Witty and irreverent observations, "high banter,'' Crawford said, kept their letters coming long after they met at a YMCA Youth in Government Conference on National Affairs in North Carolina in 1992. Crawford had driven 90 minutes from his home in Greenville, S.C. Kari took a 14-hour bus ride from Fort Myers.
Everyone departed with new ideas, educated opinions and an address directory. Kari and Crawford took home an indelible memory of him playing guitar and her singing along. From that brief encounter followed two decades as each other's closest confidant.
"We grew up with each other," Kari said, "just not together."
Occasionally they sent silly gifts. Sometimes the phone would ring. The mid 1990s brought email, followed by instant messages, texts, Facebook, Twitter and Skype.
Kari described nerve-wracking auditions during the five years she pursued an acting career in Los Angeles. Back in Florida, she directed marketing for the Tampa Chamber of Commerce, managed audience development at Straz Center for the Performing Arts and named herself Chief Squirrel at Jobsite, its resident theater.
When Crawford's dot.com dream didn't come true, the software developer regaled Kari with law school tribulations from the University of South Carolina. His New Year's Eve text greeting always arrived at midnight. But on Jan. 1, 2012, he added: Will this be the year we see each other?
"We'd better,'' replied Kari, ever the smart-aleck, "… the Mayans say the world is ending." A few days later, Crawford emailed his flight information.
"I've never been so nervous in my life," he said. "I've climbed dangerous cliffs, gone through traumatic health crises, but never been so unsure than getting on that airport tram."
"Worst case of stage fright in my life," injects Kari, leading lady of scores of plays.

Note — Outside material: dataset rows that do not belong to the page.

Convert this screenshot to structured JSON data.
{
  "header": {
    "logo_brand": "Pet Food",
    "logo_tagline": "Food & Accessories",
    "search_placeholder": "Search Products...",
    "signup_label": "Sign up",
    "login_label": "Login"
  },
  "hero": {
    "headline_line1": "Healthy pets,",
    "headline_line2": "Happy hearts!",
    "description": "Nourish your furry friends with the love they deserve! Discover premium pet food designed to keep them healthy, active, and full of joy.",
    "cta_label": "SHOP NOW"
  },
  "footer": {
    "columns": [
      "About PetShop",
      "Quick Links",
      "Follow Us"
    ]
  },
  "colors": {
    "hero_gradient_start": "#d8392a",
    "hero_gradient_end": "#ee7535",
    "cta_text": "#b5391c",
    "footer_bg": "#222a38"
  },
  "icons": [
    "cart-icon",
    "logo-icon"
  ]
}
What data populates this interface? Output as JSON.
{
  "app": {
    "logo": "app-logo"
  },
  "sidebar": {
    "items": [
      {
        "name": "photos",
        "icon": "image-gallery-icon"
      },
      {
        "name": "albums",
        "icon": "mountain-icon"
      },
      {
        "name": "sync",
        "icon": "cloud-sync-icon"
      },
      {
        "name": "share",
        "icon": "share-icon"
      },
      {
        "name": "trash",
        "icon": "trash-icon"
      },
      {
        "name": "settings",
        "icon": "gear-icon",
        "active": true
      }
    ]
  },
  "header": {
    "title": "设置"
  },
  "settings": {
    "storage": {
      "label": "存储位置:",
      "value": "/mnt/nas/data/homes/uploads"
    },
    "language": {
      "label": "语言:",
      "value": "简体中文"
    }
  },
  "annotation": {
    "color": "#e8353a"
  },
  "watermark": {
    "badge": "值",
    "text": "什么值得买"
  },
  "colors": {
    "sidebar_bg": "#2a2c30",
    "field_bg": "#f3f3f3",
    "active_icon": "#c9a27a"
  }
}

First a hug. Five seconds later, a kiss. Thus began a year of constant travel between her home in Seminole Heights and his in Atlanta. How convenient that Kari was named director of marketing at Tampa International Airport in May 2012.
There was no formal engagement. "We just knew there would be a wedding some day," she said, just as they knew it would involve good friends and Carolina barbecue. Bibs would be provided; gifts would be politely discouraged.
Merging the stuff of two households was hard enough, not to mention blending pets — his cat and her two dogs and two cats. Instead, guests could donate to their matchmaker, the YMCA youth in government program, or Equality Florida, "so the next generation of Crawfords and Karis, Karis and Karis and Crawfords and Crawfords can meet," she said.
On April 20, they filled the Cedar House in Clearwater. Friends officiated — Kari's college pal, Broadway producer John Pinckard, and Crawford's YMCA mentor, Mary Bledsoe. Pinckard began with a reading from the movie The Princess Bride; Bledsoe followed with the Massachusetts Supreme Court's landmark decision, Goodridge v. the Boston Department of Public Health, allowing same-sex marriage. They high-fived and called for a coin toss to set the order of the vows.
Crawford went first, promising "to love, honor, respect and usually obey," followed by a pledge to "never give up childish things ... always try to make you laugh... and be proud to have such a remarkable, brilliant, funny, creative and strong woman as my wife."
Kari responded, "I always said that whoever married you would be the luckiest woman in the world. And... I was right."
Amy Scherzer can be reached at firstname.lastname@example.org or (813) 226-3332.